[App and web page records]
"""

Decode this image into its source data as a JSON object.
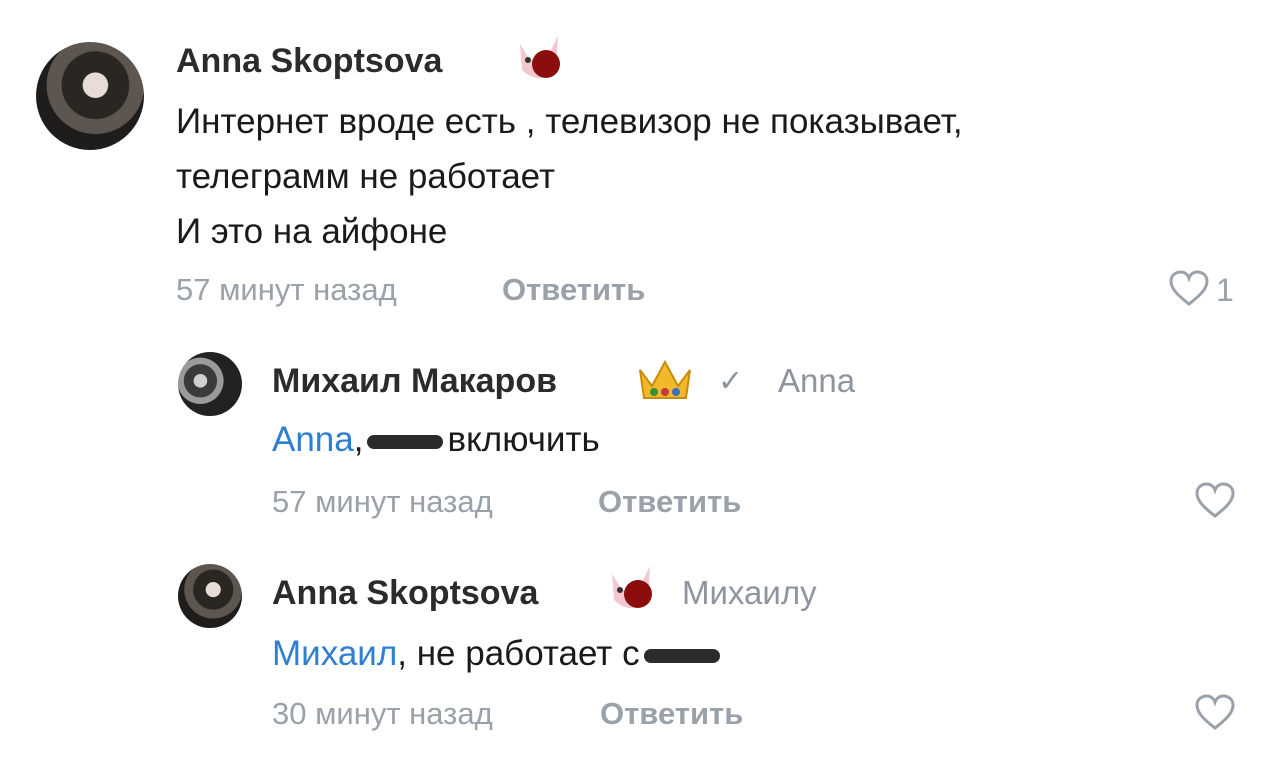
{
  "comments": [
    {
      "author": "Anna Skoptsova",
      "lines": [
        "Интернет вроде есть , телевизор не показывает,",
        "телеграмм не работает",
        "И это на айфоне"
      ],
      "time": "57 минут назад",
      "reply_label": "Ответить",
      "likes": "1"
    },
    {
      "author": "Михаил Макаров",
      "reply_to": "Anna",
      "mention": "Anna",
      "text_after": "включить",
      "time": "57 минут назад",
      "reply_label": "Ответить"
    },
    {
      "author": "Anna Skoptsova",
      "reply_to": "Михаилу",
      "mention": "Михаил",
      "text_after": ", не работает с",
      "time": "30 минут назад",
      "reply_label": "Ответить"
    }
  ],
  "icons": [
    "cat-emoji-icon",
    "crown-emoji-icon",
    "verified-check-icon",
    "heart-icon"
  ],
  "colors": {
    "mention": "#2f7fd1",
    "meta": "#9aa1a9",
    "name": "#2b2b2b"
  }
}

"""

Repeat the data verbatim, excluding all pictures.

Exercise answer:
Decode this image into its source data as a JSON object.
{
  "comments": [
    {
      "author": "Anna Skoptsova",
      "lines": [
        "Интернет вроде есть , телевизор не показывает,",
        "телеграмм не работает",
        "И это на айфоне"
      ],
      "time": "57 минут назад",
      "reply_label": "Ответить",
      "likes": "1"
    },
    {
      "author": "Михаил Макаров",
      "reply_to": "Anna",
      "mention": "Anna",
      "text_after": "включить",
      "time": "57 минут назад",
      "reply_label": "Ответить"
    },
    {
      "author": "Anna Skoptsova",
      "reply_to": "Михаилу",
      "mention": "Михаил",
      "text_after": ", не работает с",
      "time": "30 минут назад",
      "reply_label": "Ответить"
    }
  ],
  "icons": [
    "cat-emoji-icon",
    "crown-emoji-icon",
    "verified-check-icon",
    "heart-icon"
  ],
  "colors": {
    "mention": "#2f7fd1",
    "meta": "#9aa1a9",
    "name": "#2b2b2b"
  }
}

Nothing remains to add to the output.